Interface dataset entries
┏━━
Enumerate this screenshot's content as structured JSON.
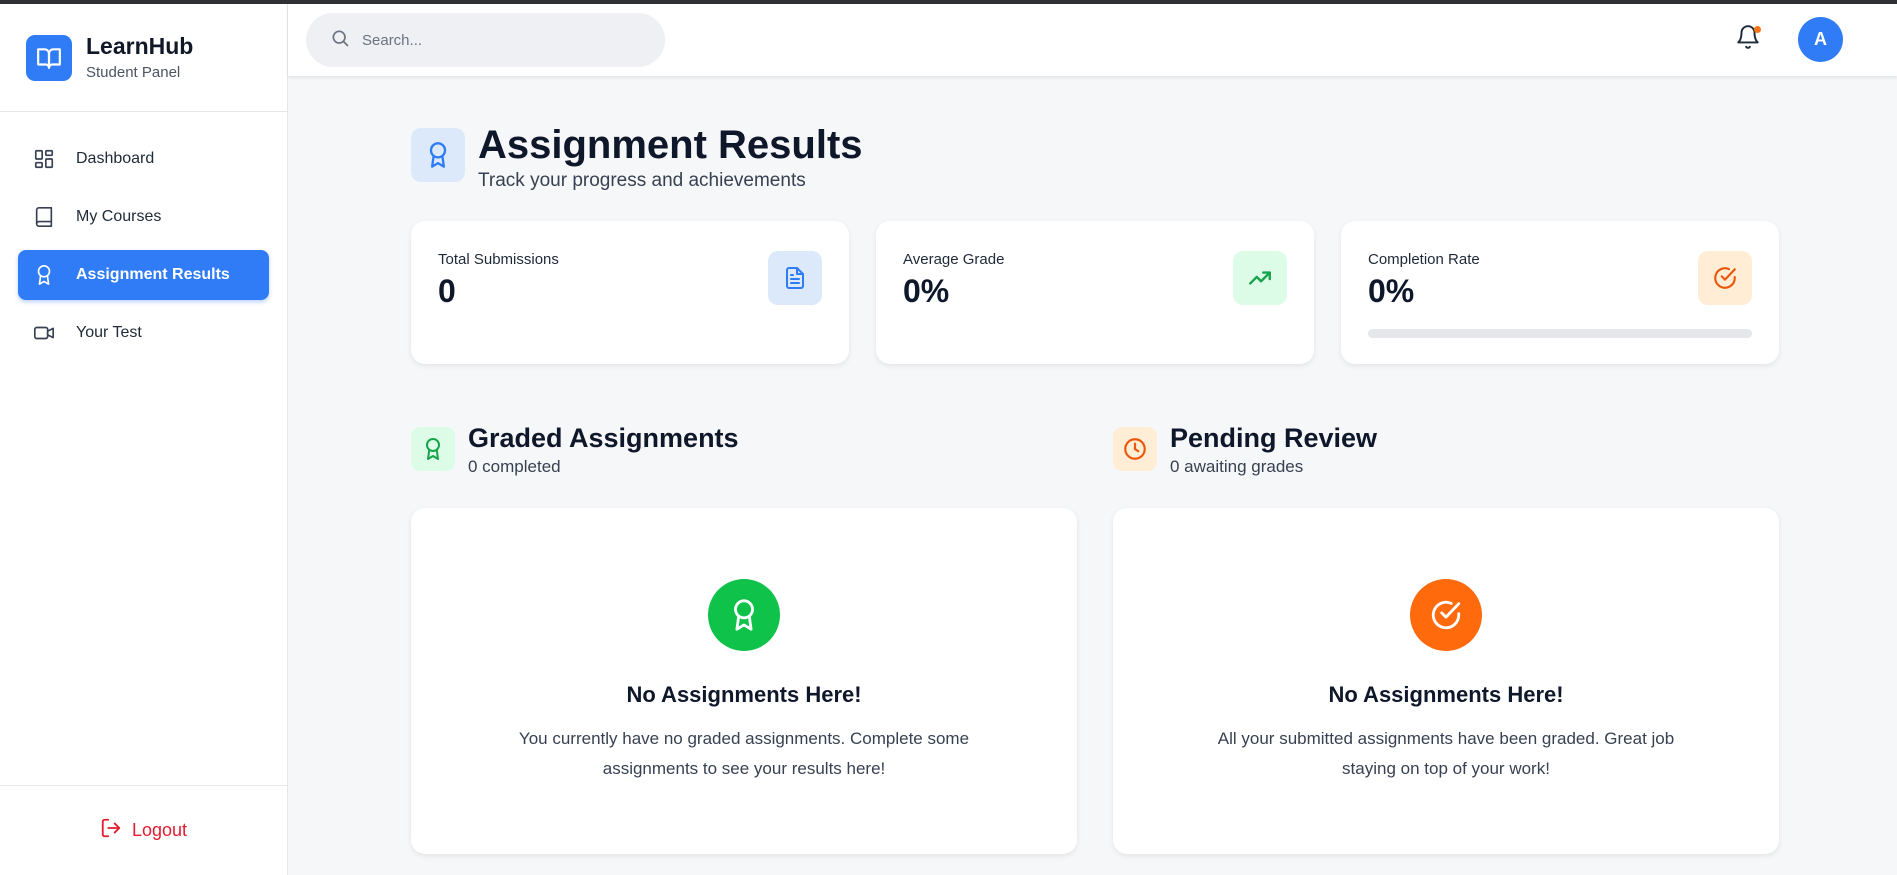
{
  "app": {
    "name": "LearnHub",
    "subtitle": "Student Panel"
  },
  "sidebar": {
    "items": [
      {
        "label": "Dashboard",
        "icon": "dashboard-icon",
        "active": false
      },
      {
        "label": "My Courses",
        "icon": "book-icon",
        "active": false
      },
      {
        "label": "Assignment Results",
        "icon": "award-icon",
        "active": true
      },
      {
        "label": "Your Test",
        "icon": "video-icon",
        "active": false
      }
    ],
    "logout_label": "Logout"
  },
  "header": {
    "search_placeholder": "Search...",
    "avatar_initial": "A",
    "has_notification": true
  },
  "page": {
    "title": "Assignment Results",
    "subtitle": "Track your progress and achievements"
  },
  "stats": [
    {
      "label": "Total Submissions",
      "value": "0",
      "icon": "document-icon",
      "color": "#2f7cf6",
      "bg": "#dce9fb"
    },
    {
      "label": "Average Grade",
      "value": "0%",
      "icon": "trending-up-icon",
      "color": "#16a34a",
      "bg": "#dcfce7"
    },
    {
      "label": "Completion Rate",
      "value": "0%",
      "icon": "check-circle-icon",
      "color": "#ea580c",
      "bg": "#ffedd5",
      "progress": 0
    }
  ],
  "sections": {
    "graded": {
      "title": "Graded Assignments",
      "subtitle": "0 completed",
      "empty_title": "No Assignments Here!",
      "empty_text": "You currently have no graded assignments. Complete some assignments to see your results here!",
      "color": "#0ec24a"
    },
    "pending": {
      "title": "Pending Review",
      "subtitle": "0 awaiting grades",
      "empty_title": "No Assignments Here!",
      "empty_text": "All your submitted assignments have been graded. Great job staying on top of your work!",
      "color": "#ff6a0d"
    }
  },
  "colors": {
    "accent": "#2f7cf6",
    "danger": "#e11d2f"
  }
}
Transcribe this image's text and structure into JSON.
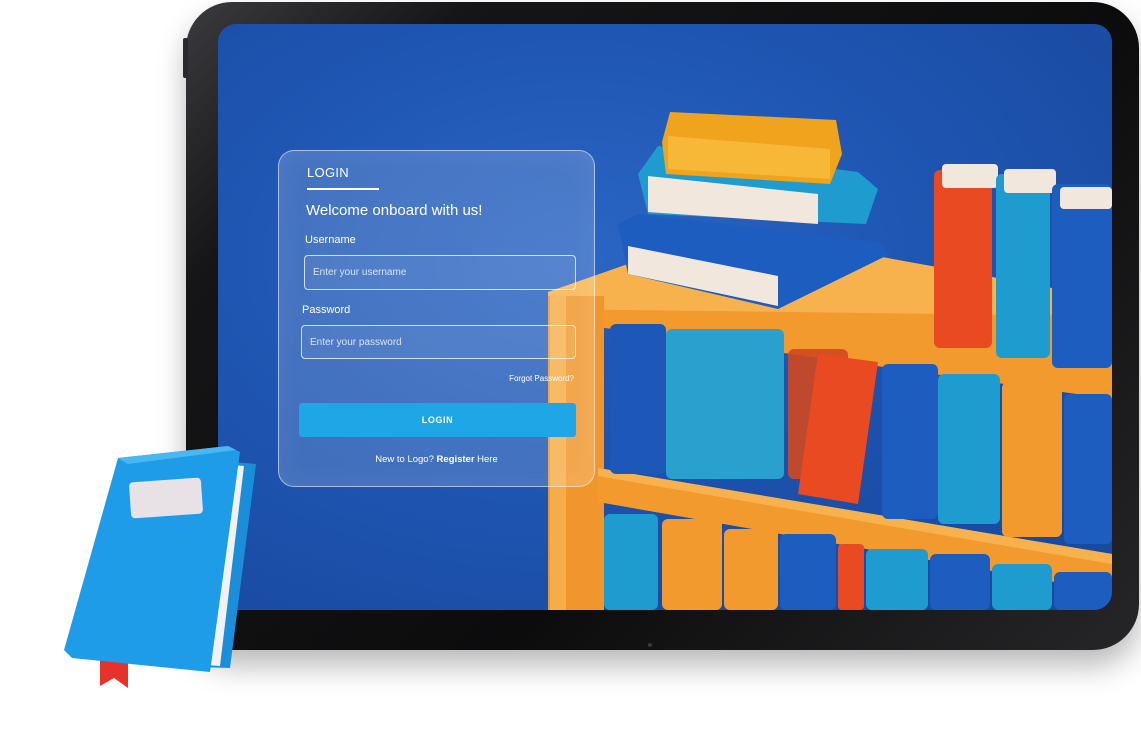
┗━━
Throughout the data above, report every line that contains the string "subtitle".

    "subtitle": "Student Panel"
    "subtitle": "Track your progress and achievements"
      "subtitle": "0 completed",
      "subtitle": "0 awaiting grades",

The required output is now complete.